That’s the way a lot of the information we collect in home health is – useless out of context. We obsess about visits per episode. We want to know what our competitors are doing or what the national average is. We want to know what other people are doing with case mix weights. All of this information is useless unless it is viewed in context.
Take visits per episode, for example. I have clients that admit a lot of post op ortho patients. And I have other clients who have very few therapy patients. I have yet another client who sees a lot of psychiatric patients. To use a standard number of visits per episode for the purposes of comparison is absurd. This is not to say that you don’t need to know how many visits per episode you are providing but this information must be reviewed with your payment and cost information.
Another area we obsess about is productivity. How many visits per day are nurses doing? In other words, are my nurses more or less productive than yours and how can I get them to do more visits? Like visits per episode, there are so many unique variables inside individual agencies that it is ridiculous to take a single number for comparison without putting it into the context of the agency. How are the nurses paid? Are they salary, per hour or per visit? How many miles are logged in each week for the nurses? Is most of the driving done on an interstate or on back roads and in some cases cold, icy mountain roads?
Costs per visit can be calculated so many ways that unless you have a heart to heart with your accountant, you may never know what your true cost per visit is. Furthermore, is it appropriate to use your actual Medicare cost per visit when considering outliers or fee for service private pay home health? A good Medicare accountant is one who can not only help you make these decisions but who can explain in plain English what your numbers mean so that you can make information driven decisions.

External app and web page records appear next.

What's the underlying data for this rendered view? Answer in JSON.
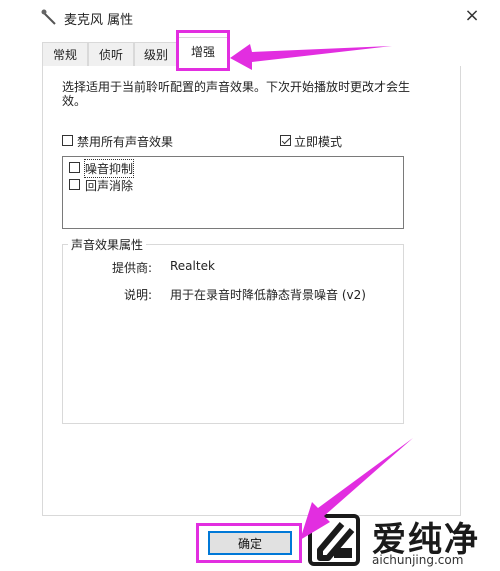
{
  "window": {
    "title": "麦克风 属性",
    "close_glyph": "×"
  },
  "tabs": [
    {
      "label": "常规"
    },
    {
      "label": "侦听"
    },
    {
      "label": "级别"
    },
    {
      "label": "增强",
      "active": true
    }
  ],
  "enhance": {
    "description": "选择适用于当前聆听配置的声音效果。下次开始播放时更改才会生效。",
    "disable_all": {
      "label": "禁用所有声音效果",
      "checked": false
    },
    "immediate_mode": {
      "label": "立即模式",
      "checked": true
    },
    "effects": [
      {
        "label": "噪音抑制",
        "checked": false,
        "focused": true
      },
      {
        "label": "回声消除",
        "checked": false
      }
    ]
  },
  "properties": {
    "title": "声音效果属性",
    "provider_label": "提供商:",
    "provider_value": "Realtek",
    "description_label": "说明:",
    "description_value": "用于在录音时降低静态背景噪音 (v2)"
  },
  "buttons": {
    "ok": "确定"
  },
  "watermark": {
    "title": "爱纯净",
    "url": "aichunjing.com"
  },
  "colors": {
    "annotation": "#e22ee0",
    "focus_border": "#0078d7"
  }
}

I love numbers. But numbers are like power tools. As useful as they are, they can be equally as dangerous in the wrong hands.
But if you’re just in the mood for something interesting, try this. The word, ‘almost’ is the longest word in the English language in which all the letters are in alphabetical order.
If you have any questions about what your numbers mean or if you know any other completely useless but interesting facts, please post below or email them to us.